At the beginning of February we reported on the militant strike of the cleaners in the Netherlands. Now, after a long drawn out battle, they have won most of their demands, setting a good precedent for the rest of the Dutch labour movement.

The cleaners’ strike lasted 105 days, which means that this was the longest strike since World War Two. Under a lot of pressure, the employers were forced to sign an agreement, giving the cleaners a 4.85 % pay rise over the next two years and access to schooling. There will be more job security for agency workers and there will be periodical measurements of the intensity of labour. The demand for sick pay was not met; nonetheless this agreement is an enormous victory for the cleaners and the labour movement as a whole.

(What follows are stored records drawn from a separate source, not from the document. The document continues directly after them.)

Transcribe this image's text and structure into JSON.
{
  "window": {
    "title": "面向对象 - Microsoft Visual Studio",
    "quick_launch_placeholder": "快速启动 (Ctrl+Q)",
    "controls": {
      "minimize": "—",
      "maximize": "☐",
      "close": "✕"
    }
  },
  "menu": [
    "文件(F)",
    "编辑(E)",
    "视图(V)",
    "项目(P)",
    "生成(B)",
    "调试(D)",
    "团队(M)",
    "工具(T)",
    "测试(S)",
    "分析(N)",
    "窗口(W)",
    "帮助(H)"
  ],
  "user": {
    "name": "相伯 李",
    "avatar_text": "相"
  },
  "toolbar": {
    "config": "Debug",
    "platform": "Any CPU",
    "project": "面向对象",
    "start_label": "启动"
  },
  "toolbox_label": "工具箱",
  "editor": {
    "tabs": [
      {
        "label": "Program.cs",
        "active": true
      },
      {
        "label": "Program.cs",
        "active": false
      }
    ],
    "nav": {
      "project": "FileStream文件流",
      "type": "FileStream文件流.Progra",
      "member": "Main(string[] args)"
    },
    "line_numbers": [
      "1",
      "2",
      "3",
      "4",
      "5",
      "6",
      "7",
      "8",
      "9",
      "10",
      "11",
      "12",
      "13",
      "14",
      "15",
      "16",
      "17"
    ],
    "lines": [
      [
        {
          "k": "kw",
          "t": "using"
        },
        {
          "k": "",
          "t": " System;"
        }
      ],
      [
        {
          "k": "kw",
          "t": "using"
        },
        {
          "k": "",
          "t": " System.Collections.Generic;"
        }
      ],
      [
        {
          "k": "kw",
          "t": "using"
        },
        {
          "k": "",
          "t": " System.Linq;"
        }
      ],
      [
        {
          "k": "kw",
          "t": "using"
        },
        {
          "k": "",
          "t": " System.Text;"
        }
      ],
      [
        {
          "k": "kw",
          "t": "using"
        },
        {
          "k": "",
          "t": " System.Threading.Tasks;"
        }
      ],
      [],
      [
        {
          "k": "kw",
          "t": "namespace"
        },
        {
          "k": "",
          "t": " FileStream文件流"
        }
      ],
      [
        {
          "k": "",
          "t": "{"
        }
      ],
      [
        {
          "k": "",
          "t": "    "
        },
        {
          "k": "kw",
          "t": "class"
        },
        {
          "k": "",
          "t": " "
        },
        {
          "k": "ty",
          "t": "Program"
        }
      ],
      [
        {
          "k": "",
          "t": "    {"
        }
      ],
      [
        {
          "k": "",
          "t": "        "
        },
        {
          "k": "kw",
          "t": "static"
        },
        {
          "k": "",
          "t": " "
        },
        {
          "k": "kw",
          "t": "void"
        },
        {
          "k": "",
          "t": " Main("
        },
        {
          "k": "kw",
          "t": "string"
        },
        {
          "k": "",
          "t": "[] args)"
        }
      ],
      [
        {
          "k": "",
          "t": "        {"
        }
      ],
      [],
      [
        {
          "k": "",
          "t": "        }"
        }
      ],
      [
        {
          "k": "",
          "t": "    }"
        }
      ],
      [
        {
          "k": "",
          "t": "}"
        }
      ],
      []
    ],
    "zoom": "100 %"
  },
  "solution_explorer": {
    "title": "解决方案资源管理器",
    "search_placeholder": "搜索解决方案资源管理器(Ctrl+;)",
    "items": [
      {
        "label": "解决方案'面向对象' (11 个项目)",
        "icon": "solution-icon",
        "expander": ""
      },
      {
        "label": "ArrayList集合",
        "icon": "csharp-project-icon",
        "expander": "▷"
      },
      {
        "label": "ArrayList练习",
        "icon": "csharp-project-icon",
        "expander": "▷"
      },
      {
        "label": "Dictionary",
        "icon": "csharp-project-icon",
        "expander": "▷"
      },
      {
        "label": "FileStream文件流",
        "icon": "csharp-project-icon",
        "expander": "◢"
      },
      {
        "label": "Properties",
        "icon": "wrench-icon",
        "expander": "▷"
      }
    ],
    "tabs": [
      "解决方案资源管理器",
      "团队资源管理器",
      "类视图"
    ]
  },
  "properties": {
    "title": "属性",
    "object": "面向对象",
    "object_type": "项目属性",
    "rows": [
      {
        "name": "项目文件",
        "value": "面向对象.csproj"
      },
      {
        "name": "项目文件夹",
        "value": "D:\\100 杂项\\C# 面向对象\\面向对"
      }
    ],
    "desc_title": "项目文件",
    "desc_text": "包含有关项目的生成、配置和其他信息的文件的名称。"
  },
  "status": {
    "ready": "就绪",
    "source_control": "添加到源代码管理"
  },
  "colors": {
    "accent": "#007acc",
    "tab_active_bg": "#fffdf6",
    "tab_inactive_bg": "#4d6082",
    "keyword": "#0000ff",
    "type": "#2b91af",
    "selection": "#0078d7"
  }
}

The strike shows that militant struggle can lead the way forwards and that victories can be achieved even in times of crisis. An important factor in this particular strike was the fact that the cleaners had public opinion on their side, because of their situation. Because of the enormous intensity of labour and low wages, it was impossible to paint a picture of them as ‘greedy’, ‘complaining’ and ‘lazy’, something which the right-wing media sometimes tries to do with other striking workers, especially those in the public sector. The majority of the population stood behind the 150,000 cleaners who will now have a better position. That’s also the reason why some of the customers of the cleaning companies had to bend under this immense public pressure and state they are even ready to pay a little more for the cleaning work.

The cleaning companies themselves were very stubborn and tried to resist for some weeks. For them, it is not only the direct material costs that matter, but also the fact that the cleaners now have a higher consciousness. The cleaners have become aware of their unity, regardless of ethnic background or gender. To break the strike would have meant a blow to the trade unionism of the cleaners. However, the cleaning companies also knew this strike could not be allowed to go on and they had to sign the agreement in order to get the cleaners back to work again.

The leadership of the biggest trade union federation FNV is in crisis, and the leaderships of the unions are having talks to set up a new federation, the DNV. It is very important that all the unions learn from the cleaners’ strike and see it as an example for the whole movement. Already the two biggest unions in the FNV, Bondgenoten and ABVAKABO, have announced that talking with the bosses and the government will have no effect, and that they are willing to mobilise for action. That is the way forward for the Dutch labour movement, as the Rutte government is only willing to cut more and more.

Source: Vonk (Netherlands)